As for Rumpelmayer’s, I did eventually get to go there several times before it eventually closed. It was a very fancy place on the outside but over time it’d lost it’s patina.The once exclusive purveyor of desserts and tea was soon to be to be replaced by fresher more contemporary ice cream parlors like Serendipity to name a few. I remember it as being a rather unpretentious, but comfortable place to eat. They had the best desserts, hot fudge sundaes and a wonderful tea room that was comfortable enough to sit in and take tea alone. I had, as my Nana and her friends predicted, begun to go places that they never dreamed of going. Things were beginning to change as more people of color emerged in places of prominence in prominent places and positions in cities around the US. Although we have had an African American president, there are still many miles to go, but since I was a child we’ve come very far. Small steps, but important ones, as I always felt that I should be able to go wherever I wanted to go, even if no one else wanted to go with me. I realize also that my grandmother wanted that for all her grandchildren. She wanted us to get our education, and to be free to do whatever we wanted to do and go places that my grandmother and her friends never dreamed of going.
I miss my grandmother, strong and dignified. She was very grandmotherly, a simple, very proud, hard-working woman who would survive three husbands and go on to create a life that was full of all the things she enjoyed and watch her four grandchildren graduate from college and make lives of their own.
Her strong work ethic, discipline, never giving up, and faith in God are what have become the hallmarks of my Nana’s legacy. A loss so great, but her spirit and the memories of our times spent together are what feed my soul and remind me that life is a continuum, made up of many events that impact our lives. All of us build a foundation for those who come after us. It is important that we are mindful of this and remember that what we do in life will become the underpinning for the lives of our children and our children’s children. We want them to do better, go farther, see more, do more than us. That is the legacy that we leave when we are gone. That is what my Nana did and I am who I am because of her.

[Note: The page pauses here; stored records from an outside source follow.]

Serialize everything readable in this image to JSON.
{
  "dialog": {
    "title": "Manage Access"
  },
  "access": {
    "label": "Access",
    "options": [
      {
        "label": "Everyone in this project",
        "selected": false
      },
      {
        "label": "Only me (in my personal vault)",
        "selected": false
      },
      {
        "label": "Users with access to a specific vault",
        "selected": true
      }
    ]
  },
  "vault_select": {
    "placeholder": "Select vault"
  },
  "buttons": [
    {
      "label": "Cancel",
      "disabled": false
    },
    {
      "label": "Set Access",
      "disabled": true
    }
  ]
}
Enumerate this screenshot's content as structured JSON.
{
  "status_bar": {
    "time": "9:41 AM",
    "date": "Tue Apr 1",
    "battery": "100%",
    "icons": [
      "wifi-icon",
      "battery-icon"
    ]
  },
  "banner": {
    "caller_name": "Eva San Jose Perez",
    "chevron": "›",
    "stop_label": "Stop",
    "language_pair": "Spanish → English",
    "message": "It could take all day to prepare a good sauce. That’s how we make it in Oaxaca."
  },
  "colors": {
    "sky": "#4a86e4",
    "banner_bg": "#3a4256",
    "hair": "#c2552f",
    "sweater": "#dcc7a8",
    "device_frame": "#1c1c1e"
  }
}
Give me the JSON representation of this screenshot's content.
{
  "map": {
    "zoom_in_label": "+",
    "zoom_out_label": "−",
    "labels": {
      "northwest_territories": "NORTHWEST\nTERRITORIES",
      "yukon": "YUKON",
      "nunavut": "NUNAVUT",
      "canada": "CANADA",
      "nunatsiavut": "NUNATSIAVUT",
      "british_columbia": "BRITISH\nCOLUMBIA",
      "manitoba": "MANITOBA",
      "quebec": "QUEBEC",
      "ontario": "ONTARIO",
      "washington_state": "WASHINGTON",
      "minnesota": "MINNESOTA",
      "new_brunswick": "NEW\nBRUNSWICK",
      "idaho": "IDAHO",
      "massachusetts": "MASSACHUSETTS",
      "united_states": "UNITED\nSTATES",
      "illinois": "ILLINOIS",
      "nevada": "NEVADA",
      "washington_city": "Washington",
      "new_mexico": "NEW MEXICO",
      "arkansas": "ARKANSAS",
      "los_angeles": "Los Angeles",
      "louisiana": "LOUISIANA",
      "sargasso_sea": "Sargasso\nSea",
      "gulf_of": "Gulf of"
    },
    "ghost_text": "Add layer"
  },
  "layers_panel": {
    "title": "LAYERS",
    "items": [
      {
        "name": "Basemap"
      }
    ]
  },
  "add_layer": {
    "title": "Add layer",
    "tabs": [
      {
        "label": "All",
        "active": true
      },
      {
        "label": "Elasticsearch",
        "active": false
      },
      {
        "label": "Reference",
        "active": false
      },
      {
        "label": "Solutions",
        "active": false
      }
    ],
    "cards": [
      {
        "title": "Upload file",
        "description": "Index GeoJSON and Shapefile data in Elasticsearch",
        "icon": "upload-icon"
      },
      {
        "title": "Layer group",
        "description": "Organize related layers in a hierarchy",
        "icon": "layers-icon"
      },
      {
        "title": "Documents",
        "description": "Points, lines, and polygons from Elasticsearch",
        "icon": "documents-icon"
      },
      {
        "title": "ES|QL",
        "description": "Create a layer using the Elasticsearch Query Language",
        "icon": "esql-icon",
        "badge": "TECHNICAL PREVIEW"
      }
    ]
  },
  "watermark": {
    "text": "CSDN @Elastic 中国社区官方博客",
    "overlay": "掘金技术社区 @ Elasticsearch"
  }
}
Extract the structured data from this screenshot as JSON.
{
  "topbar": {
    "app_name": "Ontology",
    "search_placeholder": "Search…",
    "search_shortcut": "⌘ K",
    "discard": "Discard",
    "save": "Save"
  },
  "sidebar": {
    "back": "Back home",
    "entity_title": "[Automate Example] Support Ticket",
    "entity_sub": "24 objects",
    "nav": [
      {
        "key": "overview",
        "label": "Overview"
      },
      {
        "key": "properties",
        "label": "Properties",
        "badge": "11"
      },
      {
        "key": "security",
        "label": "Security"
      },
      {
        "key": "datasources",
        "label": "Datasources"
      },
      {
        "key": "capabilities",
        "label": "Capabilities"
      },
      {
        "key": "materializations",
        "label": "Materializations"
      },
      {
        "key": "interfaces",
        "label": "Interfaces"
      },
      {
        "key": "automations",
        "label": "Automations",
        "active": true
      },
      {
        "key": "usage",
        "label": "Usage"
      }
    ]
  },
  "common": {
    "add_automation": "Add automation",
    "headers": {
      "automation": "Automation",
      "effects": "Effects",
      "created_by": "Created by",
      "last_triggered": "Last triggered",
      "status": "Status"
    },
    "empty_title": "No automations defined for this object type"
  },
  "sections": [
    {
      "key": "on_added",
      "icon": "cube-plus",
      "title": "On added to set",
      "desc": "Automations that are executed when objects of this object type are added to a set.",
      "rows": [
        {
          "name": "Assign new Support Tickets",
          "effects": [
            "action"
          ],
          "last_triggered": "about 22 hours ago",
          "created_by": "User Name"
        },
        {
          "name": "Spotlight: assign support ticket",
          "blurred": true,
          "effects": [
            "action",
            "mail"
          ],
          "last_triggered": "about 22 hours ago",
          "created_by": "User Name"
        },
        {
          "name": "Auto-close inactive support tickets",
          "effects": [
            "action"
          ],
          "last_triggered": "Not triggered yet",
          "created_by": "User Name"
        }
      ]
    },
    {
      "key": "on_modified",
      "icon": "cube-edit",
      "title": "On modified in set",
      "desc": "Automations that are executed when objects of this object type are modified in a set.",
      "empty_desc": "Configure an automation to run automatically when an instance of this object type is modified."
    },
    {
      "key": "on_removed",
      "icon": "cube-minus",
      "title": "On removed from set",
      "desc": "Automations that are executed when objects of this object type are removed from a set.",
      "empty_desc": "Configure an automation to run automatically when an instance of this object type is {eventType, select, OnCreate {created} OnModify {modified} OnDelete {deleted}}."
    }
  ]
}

Author’s Note: My husband held my hand tightly often as we walked together, always a reassuring, intimate time between us. It was reminiscent of my grandmother’s reassuring hand in mine.
In the background of my author’s photo, taken by childhood friend Joan Siegel-Torres, there is a reflection of the Parc Vendome in the back of me. Very unintentional and an unexpected surprise.
Brave in a New World: A Guide to Grieving the Loss of a Spouse available at Amazon.com.